* _What is expected_:
Start to finish, print the entries exactly, and carry none of the pictures over.

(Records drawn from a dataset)
--- START ---

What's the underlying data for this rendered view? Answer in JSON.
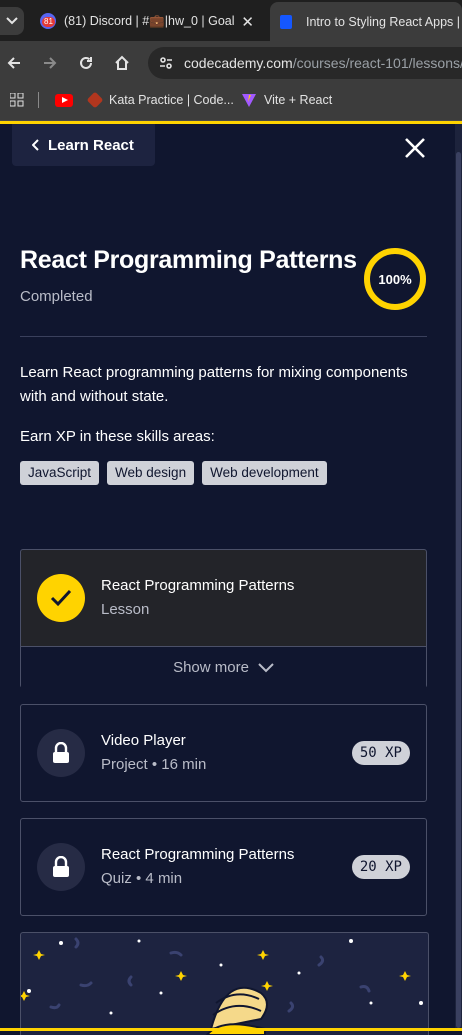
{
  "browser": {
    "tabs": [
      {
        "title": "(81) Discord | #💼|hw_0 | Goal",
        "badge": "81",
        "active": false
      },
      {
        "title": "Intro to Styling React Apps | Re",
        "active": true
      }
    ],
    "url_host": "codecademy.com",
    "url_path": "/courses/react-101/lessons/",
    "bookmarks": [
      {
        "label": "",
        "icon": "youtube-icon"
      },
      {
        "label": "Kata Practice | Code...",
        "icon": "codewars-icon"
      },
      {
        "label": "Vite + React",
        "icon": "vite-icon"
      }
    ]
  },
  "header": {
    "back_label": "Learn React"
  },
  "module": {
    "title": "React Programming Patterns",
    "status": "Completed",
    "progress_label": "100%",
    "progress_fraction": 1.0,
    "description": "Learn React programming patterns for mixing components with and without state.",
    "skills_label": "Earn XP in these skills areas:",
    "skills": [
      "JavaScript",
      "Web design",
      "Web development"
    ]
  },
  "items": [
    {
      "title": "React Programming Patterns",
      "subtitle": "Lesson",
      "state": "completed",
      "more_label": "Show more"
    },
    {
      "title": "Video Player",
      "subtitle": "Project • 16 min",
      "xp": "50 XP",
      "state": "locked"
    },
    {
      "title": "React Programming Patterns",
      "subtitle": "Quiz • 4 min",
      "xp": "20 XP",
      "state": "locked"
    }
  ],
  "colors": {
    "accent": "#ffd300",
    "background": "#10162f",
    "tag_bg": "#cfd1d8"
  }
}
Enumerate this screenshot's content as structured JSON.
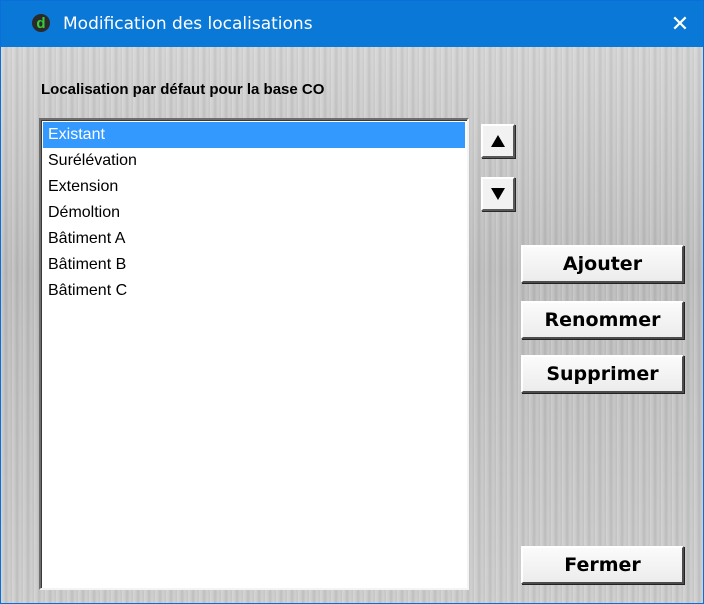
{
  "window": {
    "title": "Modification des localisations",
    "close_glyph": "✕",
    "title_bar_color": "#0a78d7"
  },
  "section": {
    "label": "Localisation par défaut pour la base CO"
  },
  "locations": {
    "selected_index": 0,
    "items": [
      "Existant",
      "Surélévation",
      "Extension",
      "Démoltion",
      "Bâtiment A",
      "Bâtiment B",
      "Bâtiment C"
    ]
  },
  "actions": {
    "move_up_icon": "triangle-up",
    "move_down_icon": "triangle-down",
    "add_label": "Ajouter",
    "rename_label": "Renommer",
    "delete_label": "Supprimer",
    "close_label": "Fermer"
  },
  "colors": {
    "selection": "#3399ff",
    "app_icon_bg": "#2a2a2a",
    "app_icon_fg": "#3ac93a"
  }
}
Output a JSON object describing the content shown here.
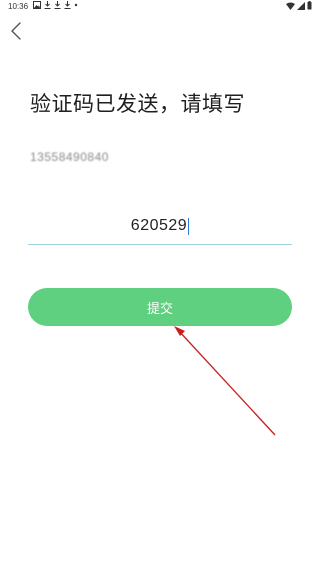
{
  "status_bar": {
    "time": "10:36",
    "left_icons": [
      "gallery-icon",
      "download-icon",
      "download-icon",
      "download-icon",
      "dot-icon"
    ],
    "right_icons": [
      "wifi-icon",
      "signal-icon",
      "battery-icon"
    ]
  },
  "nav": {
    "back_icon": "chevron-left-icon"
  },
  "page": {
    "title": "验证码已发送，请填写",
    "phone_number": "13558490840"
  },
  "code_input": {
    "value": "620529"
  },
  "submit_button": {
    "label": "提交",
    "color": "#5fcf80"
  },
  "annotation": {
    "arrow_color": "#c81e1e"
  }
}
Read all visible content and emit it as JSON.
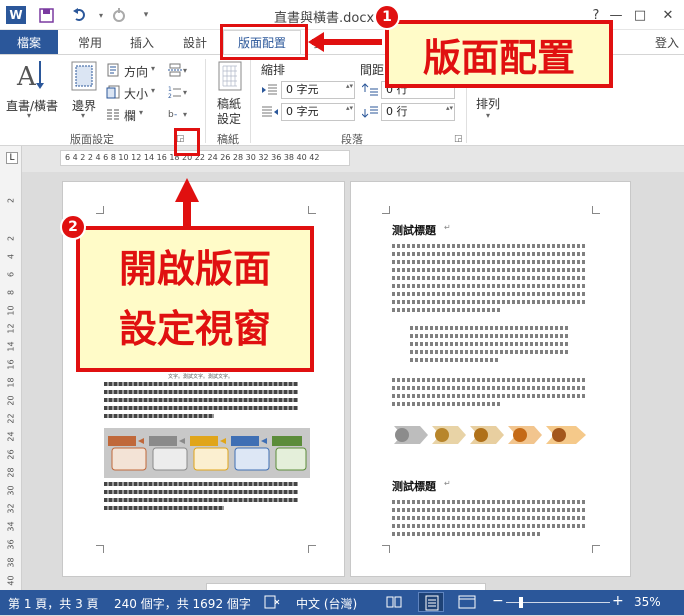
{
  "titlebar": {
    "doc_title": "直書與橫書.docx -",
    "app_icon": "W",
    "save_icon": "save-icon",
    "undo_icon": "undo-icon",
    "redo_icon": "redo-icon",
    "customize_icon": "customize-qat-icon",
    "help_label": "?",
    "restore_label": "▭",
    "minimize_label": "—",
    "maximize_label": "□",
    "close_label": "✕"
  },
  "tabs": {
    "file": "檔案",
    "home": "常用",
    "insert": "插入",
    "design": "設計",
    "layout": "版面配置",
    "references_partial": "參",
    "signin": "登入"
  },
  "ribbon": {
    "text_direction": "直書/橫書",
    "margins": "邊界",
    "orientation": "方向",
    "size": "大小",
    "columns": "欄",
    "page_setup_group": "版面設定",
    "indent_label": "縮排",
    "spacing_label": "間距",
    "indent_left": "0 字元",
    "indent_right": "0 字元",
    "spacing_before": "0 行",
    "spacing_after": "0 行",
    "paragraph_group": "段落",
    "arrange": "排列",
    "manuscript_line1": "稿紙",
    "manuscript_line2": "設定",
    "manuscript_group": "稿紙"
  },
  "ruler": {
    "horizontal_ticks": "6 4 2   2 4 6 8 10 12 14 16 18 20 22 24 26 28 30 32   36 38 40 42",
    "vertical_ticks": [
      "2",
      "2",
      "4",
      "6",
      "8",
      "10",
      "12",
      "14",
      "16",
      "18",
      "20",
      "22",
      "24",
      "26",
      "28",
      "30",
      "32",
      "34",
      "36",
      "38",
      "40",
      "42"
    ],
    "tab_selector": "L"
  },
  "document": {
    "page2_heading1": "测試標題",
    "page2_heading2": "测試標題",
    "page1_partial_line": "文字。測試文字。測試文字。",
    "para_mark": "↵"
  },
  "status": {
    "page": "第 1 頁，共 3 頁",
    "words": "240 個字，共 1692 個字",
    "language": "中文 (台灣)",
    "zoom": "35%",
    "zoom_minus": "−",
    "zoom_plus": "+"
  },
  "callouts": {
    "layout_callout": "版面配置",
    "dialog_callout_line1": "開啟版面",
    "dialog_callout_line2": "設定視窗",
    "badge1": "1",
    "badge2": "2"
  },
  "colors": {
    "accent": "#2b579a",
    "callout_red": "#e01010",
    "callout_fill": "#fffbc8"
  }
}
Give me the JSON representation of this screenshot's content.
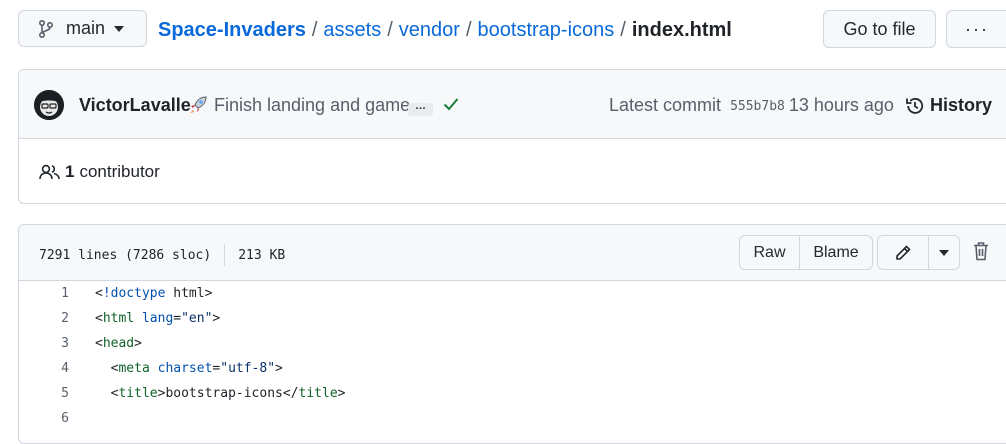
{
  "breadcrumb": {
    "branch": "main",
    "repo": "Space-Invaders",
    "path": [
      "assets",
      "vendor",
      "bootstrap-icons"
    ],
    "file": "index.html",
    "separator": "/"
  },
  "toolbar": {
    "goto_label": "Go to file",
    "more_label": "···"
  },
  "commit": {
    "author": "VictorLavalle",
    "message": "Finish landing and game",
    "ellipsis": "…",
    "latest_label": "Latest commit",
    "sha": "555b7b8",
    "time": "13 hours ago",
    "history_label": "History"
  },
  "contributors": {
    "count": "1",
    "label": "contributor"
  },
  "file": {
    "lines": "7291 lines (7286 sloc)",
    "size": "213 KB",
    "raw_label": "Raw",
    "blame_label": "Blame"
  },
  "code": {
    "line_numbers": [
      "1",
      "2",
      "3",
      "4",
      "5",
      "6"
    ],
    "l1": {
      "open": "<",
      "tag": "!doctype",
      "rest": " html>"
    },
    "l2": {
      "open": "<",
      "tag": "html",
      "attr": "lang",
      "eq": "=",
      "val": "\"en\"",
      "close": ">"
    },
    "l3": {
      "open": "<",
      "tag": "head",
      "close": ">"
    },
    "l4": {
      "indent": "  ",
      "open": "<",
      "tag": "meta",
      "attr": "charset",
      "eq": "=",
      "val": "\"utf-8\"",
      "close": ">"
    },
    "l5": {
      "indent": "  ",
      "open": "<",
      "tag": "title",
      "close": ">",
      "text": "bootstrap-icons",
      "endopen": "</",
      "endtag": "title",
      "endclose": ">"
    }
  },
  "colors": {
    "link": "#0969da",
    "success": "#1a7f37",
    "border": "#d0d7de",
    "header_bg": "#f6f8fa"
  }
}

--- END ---

* _Response to the exercise_:
What's the underlying data for this rendered view? Answer in JSON.
{
  "browser": {
    "tabs": [
      {
        "title": "(81) Discord | #💼|hw_0 | Goal",
        "badge": "81",
        "active": false
      },
      {
        "title": "Intro to Styling React Apps | Re",
        "active": true
      }
    ],
    "url_host": "codecademy.com",
    "url_path": "/courses/react-101/lessons/",
    "bookmarks": [
      {
        "label": "",
        "icon": "youtube-icon"
      },
      {
        "label": "Kata Practice | Code...",
        "icon": "codewars-icon"
      },
      {
        "label": "Vite + React",
        "icon": "vite-icon"
      }
    ]
  },
  "header": {
    "back_label": "Learn React"
  },
  "module": {
    "title": "React Programming Patterns",
    "status": "Completed",
    "progress_label": "100%",
    "progress_fraction": 1.0,
    "description": "Learn React programming patterns for mixing components with and without state.",
    "skills_label": "Earn XP in these skills areas:",
    "skills": [
      "JavaScript",
      "Web design",
      "Web development"
    ]
  },
  "items": [
    {
      "title": "React Programming Patterns",
      "subtitle": "Lesson",
      "state": "completed",
      "more_label": "Show more"
    },
    {
      "title": "Video Player",
      "subtitle": "Project • 16 min",
      "xp": "50 XP",
      "state": "locked"
    },
    {
      "title": "React Programming Patterns",
      "subtitle": "Quiz • 4 min",
      "xp": "20 XP",
      "state": "locked"
    }
  ],
  "colors": {
    "accent": "#ffd300",
    "background": "#10162f",
    "tag_bg": "#cfd1d8"
  }
}
Enumerate this screenshot's content as structured JSON.
{
  "window": {
    "title": "Modification des localisations",
    "close_glyph": "✕",
    "title_bar_color": "#0a78d7"
  },
  "section": {
    "label": "Localisation par défaut pour la base CO"
  },
  "locations": {
    "selected_index": 0,
    "items": [
      "Existant",
      "Surélévation",
      "Extension",
      "Démoltion",
      "Bâtiment A",
      "Bâtiment B",
      "Bâtiment C"
    ]
  },
  "actions": {
    "move_up_icon": "triangle-up",
    "move_down_icon": "triangle-down",
    "add_label": "Ajouter",
    "rename_label": "Renommer",
    "delete_label": "Supprimer",
    "close_label": "Fermer"
  },
  "colors": {
    "selection": "#3399ff",
    "app_icon_bg": "#2a2a2a",
    "app_icon_fg": "#3ac93a"
  }
}
Output a JSON object describing the content shown here.
{
  "status_bar": {
    "time": "10:36",
    "left_icons": [
      "gallery-icon",
      "download-icon",
      "download-icon",
      "download-icon",
      "dot-icon"
    ],
    "right_icons": [
      "wifi-icon",
      "signal-icon",
      "battery-icon"
    ]
  },
  "nav": {
    "back_icon": "chevron-left-icon"
  },
  "page": {
    "title": "验证码已发送，请填写",
    "phone_number": "13558490840"
  },
  "code_input": {
    "value": "620529"
  },
  "submit_button": {
    "label": "提交",
    "color": "#5fcf80"
  },
  "annotation": {
    "arrow_color": "#c81e1e"
  }
}
Read all visible content and emit it as JSON.
{
  "titlebar": {
    "doc_title": "直書與橫書.docx -",
    "app_icon": "W",
    "save_icon": "save-icon",
    "undo_icon": "undo-icon",
    "redo_icon": "redo-icon",
    "customize_icon": "customize-qat-icon",
    "help_label": "?",
    "restore_label": "▭",
    "minimize_label": "—",
    "maximize_label": "□",
    "close_label": "✕"
  },
  "tabs": {
    "file": "檔案",
    "home": "常用",
    "insert": "插入",
    "design": "設計",
    "layout": "版面配置",
    "references_partial": "參",
    "signin": "登入"
  },
  "ribbon": {
    "text_direction": "直書/橫書",
    "margins": "邊界",
    "orientation": "方向",
    "size": "大小",
    "columns": "欄",
    "page_setup_group": "版面設定",
    "indent_label": "縮排",
    "spacing_label": "間距",
    "indent_left": "0 字元",
    "indent_right": "0 字元",
    "spacing_before": "0 行",
    "spacing_after": "0 行",
    "paragraph_group": "段落",
    "arrange": "排列",
    "manuscript_line1": "稿紙",
    "manuscript_line2": "設定",
    "manuscript_group": "稿紙"
  },
  "ruler": {
    "horizontal_ticks": "6 4 2   2 4 6 8 10 12 14 16 18 20 22 24 26 28 30 32   36 38 40 42",
    "vertical_ticks": [
      "2",
      "2",
      "4",
      "6",
      "8",
      "10",
      "12",
      "14",
      "16",
      "18",
      "20",
      "22",
      "24",
      "26",
      "28",
      "30",
      "32",
      "34",
      "36",
      "38",
      "40",
      "42"
    ],
    "tab_selector": "L"
  },
  "document": {
    "page2_heading1": "测試標題",
    "page2_heading2": "测試標題",
    "page1_partial_line": "文字。測試文字。測試文字。",
    "para_mark": "↵"
  },
  "status": {
    "page": "第 1 頁，共 3 頁",
    "words": "240 個字，共 1692 個字",
    "language": "中文 (台灣)",
    "zoom": "35%",
    "zoom_minus": "−",
    "zoom_plus": "+"
  },
  "callouts": {
    "layout_callout": "版面配置",
    "dialog_callout_line1": "開啟版面",
    "dialog_callout_line2": "設定視窗",
    "badge1": "1",
    "badge2": "2"
  },
  "colors": {
    "accent": "#2b579a",
    "callout_red": "#e01010",
    "callout_fill": "#fffbc8"
  }
}
Give me the JSON representation of this screenshot's content.
{
  "breadcrumb": {
    "branch": "main",
    "repo": "Space-Invaders",
    "path": [
      "assets",
      "vendor",
      "bootstrap-icons"
    ],
    "file": "index.html",
    "separator": "/"
  },
  "toolbar": {
    "goto_label": "Go to file",
    "more_label": "···"
  },
  "commit": {
    "author": "VictorLavalle",
    "message": "Finish landing and game",
    "ellipsis": "…",
    "latest_label": "Latest commit",
    "sha": "555b7b8",
    "time": "13 hours ago",
    "history_label": "History"
  },
  "contributors": {
    "count": "1",
    "label": "contributor"
  },
  "file": {
    "lines": "7291 lines (7286 sloc)",
    "size": "213 KB",
    "raw_label": "Raw",
    "blame_label": "Blame"
  },
  "code": {
    "line_numbers": [
      "1",
      "2",
      "3",
      "4",
      "5",
      "6"
    ],
    "l1": {
      "open": "<",
      "tag": "!doctype",
      "rest": " html>"
    },
    "l2": {
      "open": "<",
      "tag": "html",
      "attr": "lang",
      "eq": "=",
      "val": "\"en\"",
      "close": ">"
    },
    "l3": {
      "open": "<",
      "tag": "head",
      "close": ">"
    },
    "l4": {
      "indent": "  ",
      "open": "<",
      "tag": "meta",
      "attr": "charset",
      "eq": "=",
      "val": "\"utf-8\"",
      "close": ">"
    },
    "l5": {
      "indent": "  ",
      "open": "<",
      "tag": "title",
      "close": ">",
      "text": "bootstrap-icons",
      "endopen": "</",
      "endtag": "title",
      "endclose": ">"
    }
  },
  "colors": {
    "link": "#0969da",
    "success": "#1a7f37",
    "border": "#d0d7de",
    "header_bg": "#f6f8fa"
  }
}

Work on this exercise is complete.